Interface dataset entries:

- Opening Delimiter -

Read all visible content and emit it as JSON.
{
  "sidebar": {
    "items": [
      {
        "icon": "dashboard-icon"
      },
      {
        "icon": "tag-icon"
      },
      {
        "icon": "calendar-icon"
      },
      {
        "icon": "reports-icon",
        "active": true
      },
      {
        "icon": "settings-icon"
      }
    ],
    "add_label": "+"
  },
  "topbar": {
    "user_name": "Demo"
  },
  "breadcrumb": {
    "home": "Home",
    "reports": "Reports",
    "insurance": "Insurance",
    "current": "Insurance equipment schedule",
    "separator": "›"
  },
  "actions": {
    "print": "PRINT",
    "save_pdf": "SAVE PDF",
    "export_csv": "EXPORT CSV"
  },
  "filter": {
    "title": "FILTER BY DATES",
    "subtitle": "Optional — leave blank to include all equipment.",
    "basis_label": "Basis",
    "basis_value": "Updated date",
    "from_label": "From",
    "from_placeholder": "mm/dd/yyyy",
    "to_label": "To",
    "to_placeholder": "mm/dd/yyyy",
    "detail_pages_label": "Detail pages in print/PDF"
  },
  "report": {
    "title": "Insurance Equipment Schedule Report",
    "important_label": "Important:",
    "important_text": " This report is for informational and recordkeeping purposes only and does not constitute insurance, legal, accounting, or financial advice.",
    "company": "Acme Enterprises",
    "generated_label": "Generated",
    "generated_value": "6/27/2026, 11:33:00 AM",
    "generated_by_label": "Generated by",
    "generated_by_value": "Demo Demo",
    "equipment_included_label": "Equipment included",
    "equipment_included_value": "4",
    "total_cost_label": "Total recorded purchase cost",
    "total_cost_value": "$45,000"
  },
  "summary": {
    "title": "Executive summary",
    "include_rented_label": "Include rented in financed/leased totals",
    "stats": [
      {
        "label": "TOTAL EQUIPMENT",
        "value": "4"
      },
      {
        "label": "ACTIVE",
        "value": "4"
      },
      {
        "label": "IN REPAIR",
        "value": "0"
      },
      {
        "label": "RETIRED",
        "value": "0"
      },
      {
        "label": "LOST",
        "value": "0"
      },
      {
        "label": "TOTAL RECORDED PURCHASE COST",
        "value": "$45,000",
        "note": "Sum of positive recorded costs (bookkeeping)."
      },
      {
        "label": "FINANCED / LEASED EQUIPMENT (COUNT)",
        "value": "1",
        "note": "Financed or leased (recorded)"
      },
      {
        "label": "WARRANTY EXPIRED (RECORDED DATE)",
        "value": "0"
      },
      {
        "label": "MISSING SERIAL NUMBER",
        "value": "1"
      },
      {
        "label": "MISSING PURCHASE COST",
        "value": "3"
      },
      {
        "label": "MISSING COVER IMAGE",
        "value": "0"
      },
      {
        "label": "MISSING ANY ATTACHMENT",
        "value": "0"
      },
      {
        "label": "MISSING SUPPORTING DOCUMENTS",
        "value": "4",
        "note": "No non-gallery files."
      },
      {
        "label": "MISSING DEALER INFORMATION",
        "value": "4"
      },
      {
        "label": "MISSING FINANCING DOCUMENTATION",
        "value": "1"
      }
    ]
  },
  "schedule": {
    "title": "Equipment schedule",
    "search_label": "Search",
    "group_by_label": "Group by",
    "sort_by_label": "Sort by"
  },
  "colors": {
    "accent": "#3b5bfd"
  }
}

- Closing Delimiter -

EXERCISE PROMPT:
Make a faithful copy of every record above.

RESPONSE BOX:
Read all visible content and emit it as JSON.
{
  "sidebar": {
    "items": [
      {
        "icon": "dashboard-icon"
      },
      {
        "icon": "tag-icon"
      },
      {
        "icon": "calendar-icon"
      },
      {
        "icon": "reports-icon",
        "active": true
      },
      {
        "icon": "settings-icon"
      }
    ],
    "add_label": "+"
  },
  "topbar": {
    "user_name": "Demo"
  },
  "breadcrumb": {
    "home": "Home",
    "reports": "Reports",
    "insurance": "Insurance",
    "current": "Insurance equipment schedule",
    "separator": "›"
  },
  "actions": {
    "print": "PRINT",
    "save_pdf": "SAVE PDF",
    "export_csv": "EXPORT CSV"
  },
  "filter": {
    "title": "FILTER BY DATES",
    "subtitle": "Optional — leave blank to include all equipment.",
    "basis_label": "Basis",
    "basis_value": "Updated date",
    "from_label": "From",
    "from_placeholder": "mm/dd/yyyy",
    "to_label": "To",
    "to_placeholder": "mm/dd/yyyy",
    "detail_pages_label": "Detail pages in print/PDF"
  },
  "report": {
    "title": "Insurance Equipment Schedule Report",
    "important_label": "Important:",
    "important_text": " This report is for informational and recordkeeping purposes only and does not constitute insurance, legal, accounting, or financial advice.",
    "company": "Acme Enterprises",
    "generated_label": "Generated",
    "generated_value": "6/27/2026, 11:33:00 AM",
    "generated_by_label": "Generated by",
    "generated_by_value": "Demo Demo",
    "equipment_included_label": "Equipment included",
    "equipment_included_value": "4",
    "total_cost_label": "Total recorded purchase cost",
    "total_cost_value": "$45,000"
  },
  "summary": {
    "title": "Executive summary",
    "include_rented_label": "Include rented in financed/leased totals",
    "stats": [
      {
        "label": "TOTAL EQUIPMENT",
        "value": "4"
      },
      {
        "label": "ACTIVE",
        "value": "4"
      },
      {
        "label": "IN REPAIR",
        "value": "0"
      },
      {
        "label": "RETIRED",
        "value": "0"
      },
      {
        "label": "LOST",
        "value": "0"
      },
      {
        "label": "TOTAL RECORDED PURCHASE COST",
        "value": "$45,000",
        "note": "Sum of positive recorded costs (bookkeeping)."
      },
      {
        "label": "FINANCED / LEASED EQUIPMENT (COUNT)",
        "value": "1",
        "note": "Financed or leased (recorded)"
      },
      {
        "label": "WARRANTY EXPIRED (RECORDED DATE)",
        "value": "0"
      },
      {
        "label": "MISSING SERIAL NUMBER",
        "value": "1"
      },
      {
        "label": "MISSING PURCHASE COST",
        "value": "3"
      },
      {
        "label": "MISSING COVER IMAGE",
        "value": "0"
      },
      {
        "label": "MISSING ANY ATTACHMENT",
        "value": "0"
      },
      {
        "label": "MISSING SUPPORTING DOCUMENTS",
        "value": "4",
        "note": "No non-gallery files."
      },
      {
        "label": "MISSING DEALER INFORMATION",
        "value": "4"
      },
      {
        "label": "MISSING FINANCING DOCUMENTATION",
        "value": "1"
      }
    ]
  },
  "schedule": {
    "title": "Equipment schedule",
    "search_label": "Search",
    "group_by_label": "Group by",
    "sort_by_label": "Sort by"
  },
  "colors": {
    "accent": "#3b5bfd"
  }
}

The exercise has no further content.